Humans belong to a select club of species that enjoy crisp color vision in daylight, thanks to a small spot in the center of the retina at the back of the eye. Other club members include monkeys and apes, various fish and reptiles, and many birds, which must home in on their scurrying dinners from afar or peck at tiny seeds.
Less clear is what controls the formation of the high-acuity spot, known as the fovea in humans.
Harvard Medical School researchers have now provided the first insight into this perplexing question by studying an unusual model: chickens.
Connie Cepko, Bullard Professor of Genetics and Neuroscience at HMS, and Susana da Silva, a postdoctoral fellow in the Cepko lab, found that formation of the high-acuity area in chicks requires suppression of retinoic acid, a derivative of vitamin A known to play many important roles in embryonic development.
In addition to deepening our understanding of how humans acquired sensitive daytime vision, the findings, reported June 22 in Developmental Cell, could help regenerative medicine researchers model healthy human eyes.
If the discoveries hold true in humans, the work might also one day provide clues about how to combat macular degeneration, the leading cause of vision loss among people age 50 and older.
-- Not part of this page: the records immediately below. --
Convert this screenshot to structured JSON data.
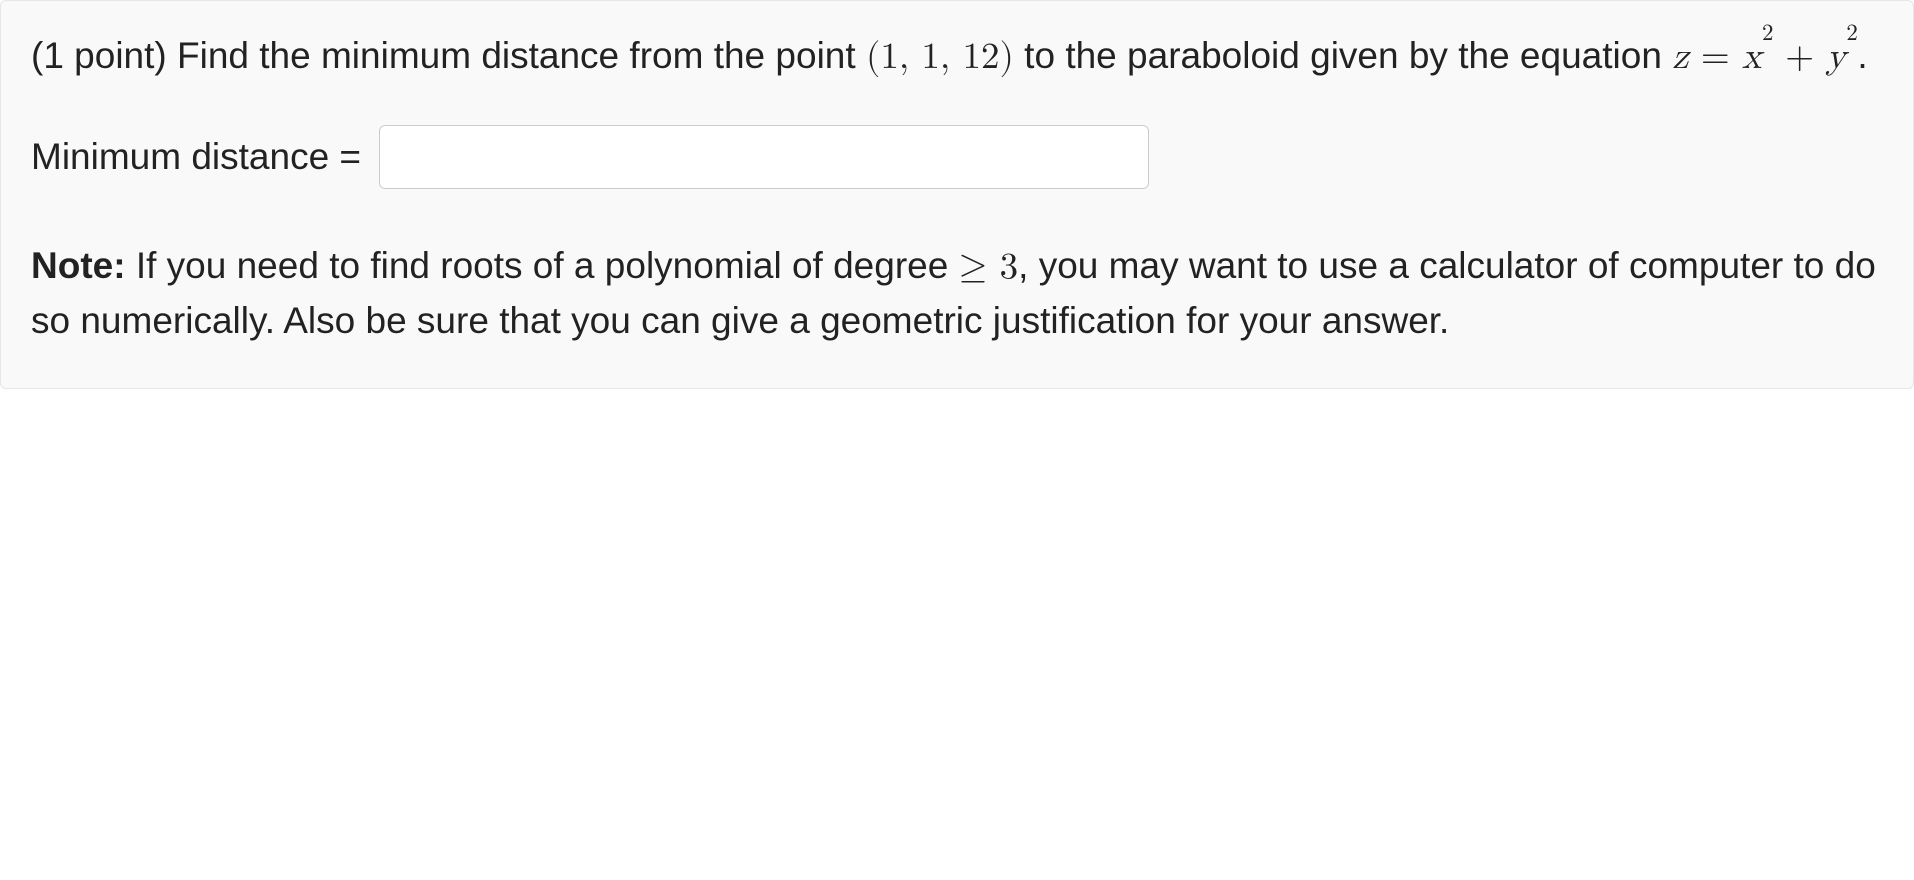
{
  "problem": {
    "points_prefix": "(1 point) ",
    "text_part1": "Find the minimum distance from the point ",
    "point_open": "(",
    "point_a": "1",
    "point_sep1": ", ",
    "point_b": "1",
    "point_sep2": ", ",
    "point_c": "12",
    "point_close": ")",
    "text_part2": " to the paraboloid given by the equation ",
    "eq_z": "z",
    "eq_equals": " = ",
    "eq_x": "x",
    "eq_x_exp": "2",
    "eq_plus": " + ",
    "eq_y": "y",
    "eq_y_exp": "2",
    "eq_period": "."
  },
  "answer": {
    "label": "Minimum distance =",
    "value": "",
    "placeholder": ""
  },
  "note": {
    "bold_label": "Note:",
    "text_part1": " If you need to find roots of a polynomial of degree ",
    "ge": "≥",
    "three": " 3",
    "text_part2": ", you may want to use a calculator of computer to do so numerically. Also be sure that you can give a geometric justification for your answer."
  }
}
The macula is the part of the retina where the fovea is found.
"I think it's important to understand how you build this specialized area in the retina that's responsible for any major activity you do during the day, such as reading, driving, recognizing faces and using the phone," said da Silva. "It would also be exciting if people can use what we learn from this basic developmental question to treat diseases affecting the retina."
Most of the human retina--the photosensitive part of the eye that translates light into nerve signals and relays them to the brain--is lined with rod cells, which allow us to see well in dim light. The fovea, however, consists almost entirely of cone cells, which respond to color and bright light.
Twenty years ago, a researcher in Cepko's lab discovered that chickens also have a rod-free zone.
Although it's not yet clear how closely the chickens' high-acuity areas match ours, Cepko believes it's a good place to start asking questions--especially since scientists' usual collection of mammalian model organisms, including mice, rats, rabbits and guinea pigs, don't have anything like a fovea.
In the new studies of chick embryos, Cepko and da Silva found that the complex patterning of cells in the rod-free zone formed because of a drop in retinoic acid that occurred only in that area of the retina and only for a brief time during development.
What spurred the drop? Probing further, the researchers found that the answer lay in a shifting balance between enzymes that create and those that destroy retinoic acid.
Enzymes known as retinaldehyde dehydrogenases, or Raldhs, ordinarily make retinoic acid in the retina. But Cepko and da Silva discovered that as cones and ganglion cells formed, levels of the enzymes Cyp26a1 and Cyp26c1 surged, breaking down retinoic acid faster than Raldhs could produce it.
When retinoic acid levels fell, a protein called fibroblast growth factor 8, or Fgf8, flourished, the investigators found. Fgf8 is another well-known molecule in embryonic development that often works with retinoic acid to stimulate and pattern cell growth.
Once their work was done, the Cyp26a1 and Cyp26c1 enzymes ebbed away, allowing Raldhs to replenish retinoic acid in the rod-free zone.
Cepko and da Silva saw similar expression patterns for Raldhs and Cyp26a1 in human retinal tissue, suggesting that something similar happens in people.
"This is the first mechanism we've uncovered for how this area forms," said Cepko. "We don't know where it will lead, but it's pretty exciting."
Stem cell researchers have made remarkable progress in building so-called organoids that mimic human eyes so they can study human health and disease. But they have run into a problem that the new study may help them solve.
"People can grow these incredible little eyes from stem cells, but so far no one's been able to form a fovea," said Cepko, who is also an HMS professor of ophthalmology at Massachusetts Eye and Ear.
She believes the trouble may arise because the researchers add retinoic acid to their cell cultures.
"We're suggesting that removing retinoic acid at the right time, adding Fgf8 or otherwise manipulating these two molecules may allow them to generate a fovea," she said.
It's also possible that the research will provide a foundation for investigating why the macula is so prone to disease, which could in turn lead to new treatments.
"Macular degeneration is a major problem for the aging population, and we don't understand why that area is vulnerable," said Cepko.
But Cepko and da Silva are driven mainly by the excitement of answering questions about the retina, learning about human development and probing evolutionary relationships between species.
"Now that we have molecules we can examine, we can ask cool natural history questions," said Cepko, who, with da Silva, plans to study lizards and birds that have two foveae in each eye.
"We can also ask questions like, 'Does every species with a high-acuity area use the same mechanisms?'" said Cepko. "If so, we may have inherited it from a common ancestor."